Monday, July 18, 2011

How to Succeed at Query Rejection

(The obligatory query post.  Don’t act surprised.  It’s a writing blog.  You knew this was coming.)

There is a place in every writer’s career, a time both mixed with elation from having just finished (and hopefully edited) a manuscript and confusion, where a single question pops into the mind:  What now?

If you’re the type who walks into a bookstore and picks out where on the shelf your book might fit in, the next step is Querying an Agent.  Let’s do ourselves a favor here and side step the whole self publication / ebook / indie road to publication discussion, or for that matter, the argument over the need for an agent.  Firstly, I know jack about self publication and in my experience, an agent is a must.

My blog.  My rules.

I’ve had two agents.  My current one, John Rudolph, is with Dystel & Goderich.  Both relationships began with a simple, one page letter known as a query.  This might get a little elementary, but that’s okay.  If I'm going too fast, please raise your hand.  Remember, there are no stupid questions, only stupid people. 

Right.  Where was I?  Yes, the query letter.  There are many places to learn how to write one, but the website that helped me the most is  Instead of regurgitating (apologies) everything I learned there, I suggest you click the link and get to studying.

Of course, the hook, synopsis, bio format isn’t the only way to write a query, but it worked well enough for me.  Feel free to experiment with what is most effective for you, but remember – the query should be about the book.  It should not be about your inflated dreams of celebrity or all the useless market research you’ve done, offered as evidence for why your book sales will make J.K. Rowling’s figures look like a Girl Scout’s cookie rush invoice.  Do yourself a favor and skip that crap.

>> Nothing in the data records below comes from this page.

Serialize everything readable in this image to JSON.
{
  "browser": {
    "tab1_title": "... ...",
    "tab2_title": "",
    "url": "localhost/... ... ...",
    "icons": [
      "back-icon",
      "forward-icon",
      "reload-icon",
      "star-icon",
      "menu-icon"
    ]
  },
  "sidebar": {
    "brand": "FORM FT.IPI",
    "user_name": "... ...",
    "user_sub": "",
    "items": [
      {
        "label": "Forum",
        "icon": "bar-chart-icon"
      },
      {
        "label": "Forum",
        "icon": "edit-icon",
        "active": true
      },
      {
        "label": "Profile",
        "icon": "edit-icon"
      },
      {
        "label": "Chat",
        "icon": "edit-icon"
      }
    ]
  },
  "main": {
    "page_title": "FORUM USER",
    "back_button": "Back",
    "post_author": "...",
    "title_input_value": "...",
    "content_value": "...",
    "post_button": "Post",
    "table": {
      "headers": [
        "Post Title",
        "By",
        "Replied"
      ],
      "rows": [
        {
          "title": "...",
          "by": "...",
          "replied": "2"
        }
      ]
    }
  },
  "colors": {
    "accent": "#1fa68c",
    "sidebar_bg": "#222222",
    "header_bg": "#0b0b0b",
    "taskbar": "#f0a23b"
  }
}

The only universally accepted rule to querying is this: your query will be rejected.  The other only universally accepted rule is: follow the submission guidelines of the agent.  Okay, pardon the math there.

Rejection at the query stage is okay.  It should be expected, in fact.  If your manuscript is in great shape (read: polished after several drafts) and your query is an honest reflection of your voice and book, a rejection simply means that there is a conflict of taste. 

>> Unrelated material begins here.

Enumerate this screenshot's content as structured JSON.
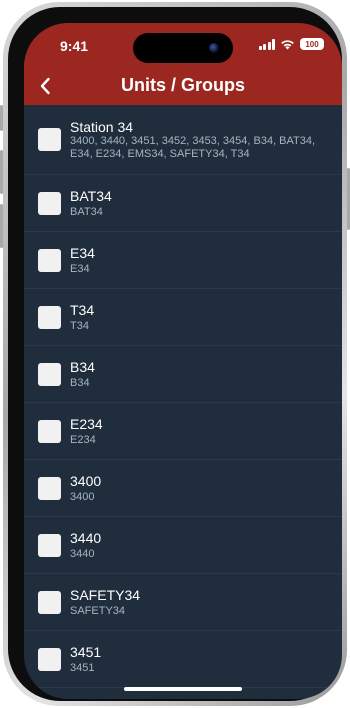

And there’s no accounting for taste.

To imagine an agent’s perspective, I like to think of my own regards to foie gras, often found on fine dining menus.  I mean, that’s freaking duck liver.  A dish made from an organ that filters all the impurities and toxins from the blood of an animal that walks around all day in its own feces?  Not my thing.  But that doesn’t mean that the quality and presentation isn’t spectacular.  It just means that for the next several months I don’t want to spend my days helping you perfect the recipe before we sell it in a restaurant.  I’m just not the guy for that.

So don’t be afraid of rejection.  Embrace it as part of the process. 

Since I brought it up, I’ll include my query letter here.  If you have any questions about the querying process, feel free to ask in the comments!

Dear Mr. Agent,

I am querying you today as a former client of William Morris Endeavor, following a heartfelt decision by my agent to cull his fiction catalogue in favor of celebrity memoir and nonfiction.  This manuscript has not been submitted.
When an assassin burns his cathedral home and leaves one innocent murdered in a style not witnessed in centuries, seventeen-year-old Gabriel Adam’s father reveals that Gabriel is one of four Archangels, born human and sent to stop Armageddon.  Now, he must leave behind dreams of attending NYU to fulfill a prophecy kept secret by a phantom religious sect charged with the pre-biblical traditions of the End of Days.  Thus begins THE SECRET OF GABRIEL ADAM, a 73,000 word young adult novel.
Sixteen hundred years ago, the Roman Empire declared a prophetic book, The Apocalypse of Solomon, heretical and banned it from Biblical canon.  With every copy soon destroyed, all the information it contained to secure mankind’s right to the Earth realm disappeared forever.  However, its secrets survived in the knowledge of a professor, whom today resides in England.  With the assassin still in pursuit, Gabriel and his father travel to the English university town of Durham, hoping that the book will guide them.  Joined there by Micah - the Archangel Michael born as a girl - Gabriel must learn to have faith in himself and accept the role he must play in the coming war without being distracted by his new life as a college student or his religious skepticism.  But with two of the four Archangels hunted down and presumed dead, the only chance at stopping the assassin’s plan to ignite the apocalypse remains hidden inside the Ark of the Covenant, somewhere in Ethiopia.

I'm a practicing attorney and have studied international legal systems in England. My time abroad encouraged an academic interest in religious histories throughout the British and Roman Empires. THE SECRET OF GABRIEL ADAM represents the culmination of my research from an agnostic perspective. 

Thank you for your consideration.  Should you like to see more of THE SECRET OF GABRIEL ADAM, please feel free to call or write. 



  1. Great query sounds like an awesome book!

  2. Thanks Rachel! It only took me 3000 drafts. ;)